16. Kato C, Fujii E, Chen YJ, Endaya BB, Matsubara K, Suzuki M, Ohnishi Y, Tamaoki N. Spontaneous thymic lymphomas in the non-obese diabetic/Shi-scid, IL-2R gamma (null) mouse. Lab Anim. 2009; 43:402–04. https://doi.org/10.1258/la.2009.009012. [PubMed].

17. Zhang L, Liu Y, Wang X, Tang Z, Li S, Hu Y, Zong X, Wu X, Bu Z, Wu A, Li Z, Li Z, Huang X, et al. The extent of inflammatory infiltration in primary cancer tissues is associated with lymphomagenesis in immunodeficient mice.
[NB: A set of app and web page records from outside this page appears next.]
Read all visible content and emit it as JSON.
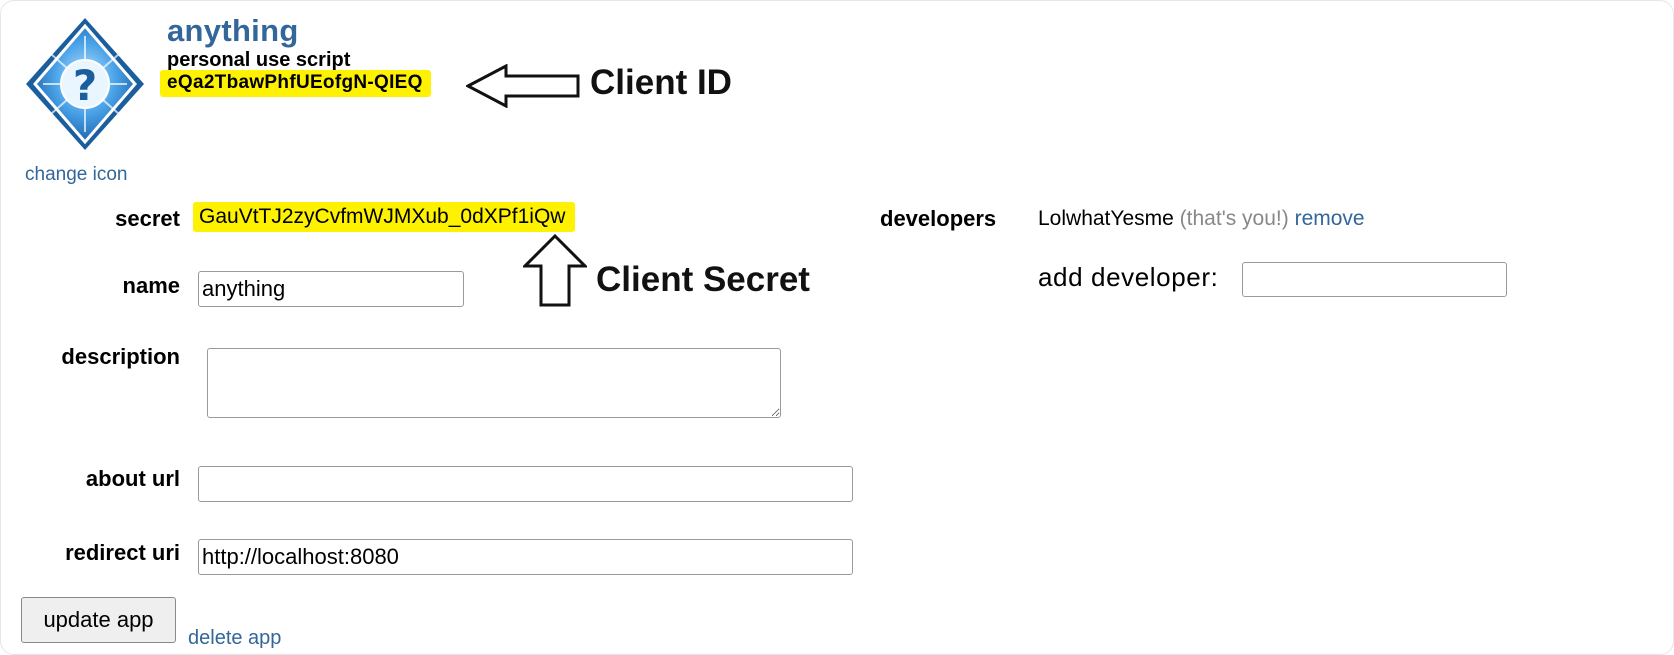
{
  "app": {
    "name": "anything",
    "type": "personal use script",
    "client_id": "eQa2TbawPhfUEofgN-QIEQ",
    "change_icon_label": "change icon",
    "icon": "question-mark-diamond-icon"
  },
  "annotations": {
    "client_id_label": "Client ID",
    "client_secret_label": "Client Secret",
    "highlight_color": "#fff200"
  },
  "form": {
    "secret_label": "secret",
    "secret_value": "GauVtTJ2zyCvfmWJMXub_0dXPf1iQw",
    "name_label": "name",
    "name_value": "anything",
    "description_label": "description",
    "description_value": "",
    "about_url_label": "about url",
    "about_url_value": "",
    "redirect_uri_label": "redirect uri",
    "redirect_uri_value": "http://localhost:8080",
    "update_button": "update app",
    "delete_link": "delete app"
  },
  "developers": {
    "label": "developers",
    "name": "LolwhatYesme",
    "you_note": "(that's you!)",
    "remove_link": "remove",
    "add_label": "add developer:",
    "add_value": ""
  },
  "colors": {
    "link": "#336699",
    "title": "#336699",
    "icon_blue": "#2a7fc8"
  }
}
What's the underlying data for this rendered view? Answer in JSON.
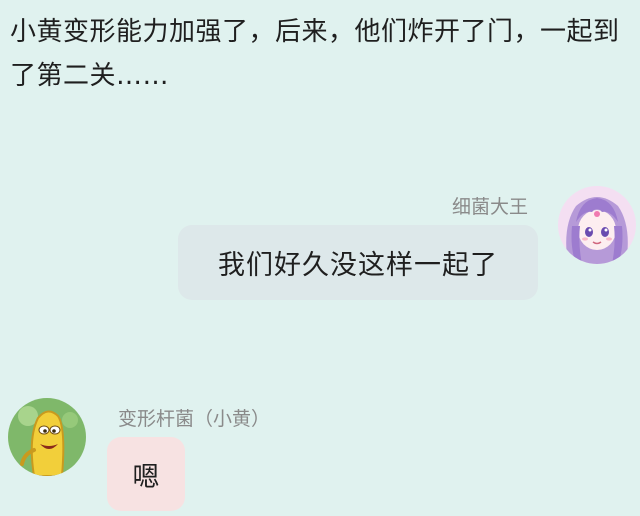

Sci Rep. 2015; 5:9447. https://doi.org/10.1038/srep09447. [PubMed].

18. Seeley JC, Boorman GA. Mammary gland and specialized sebaceous glands (zymbal, preputial, clitoral, anal). In: Maronpot R, Boorman GA, Gaul BW, editors. Pathology of the mouse: Reference and atlas. Vienna (IL): Cache River Press; 1999.

19. Cohen SM, Storer RD, Criswell KA, Doerrer NG, Dellarco VL, Pegg DG, Wojcinski ZW, Malarkey DE, Jacobs AC, Klaunig JE, Swenberg JA, Cook JC. Hemangiosarcoma in rodents: mode-of-action evaluation and human relevance. Toxicol Sci. 2009; 111:4–18. https://doi.org/10.1093/toxsci/kfp131. [PubMed].

20. Krupke DM, Begley DA, Sundberg JP, Bult CJ, Eppig JT. The mouse tumor biology database. Nat Rev Cancer. 2008; 8:459–65. https://doi.org/10.1038/nrc2390. [PubMed].

21. Kavirayani AM, Foreman O. Retrospective study of spontaneous osteosarcomas in the nonobese diabetic strain and nonobese diabetic-derived substrains of mice. Vet Pathol. 2010; 47:482–87. https://doi.org/10.1177/0300985810363699. [PubMed].

22. Santagostino SF, Arbona RJ, Nashat MA, White JR, Monette S. Pathology of aging in NOD SCID gamma female mice. Vet Pathol. 2017; 54:855–69. https://doi.org/10.1177/0300985817698210. [PubMed].

23. Almeida JL, Cole KD, Plant AL. Standards for cell line authentication and beyond. PLoS Biol. 2016; 14:e1002476. https://doi.org/10.1371/journal.pbio.1002476. [PubMed].

Creative Commons License All site content, except where otherwise noted, is licensed under a Creative Commons Attribution 3.0 License.
PII: 27001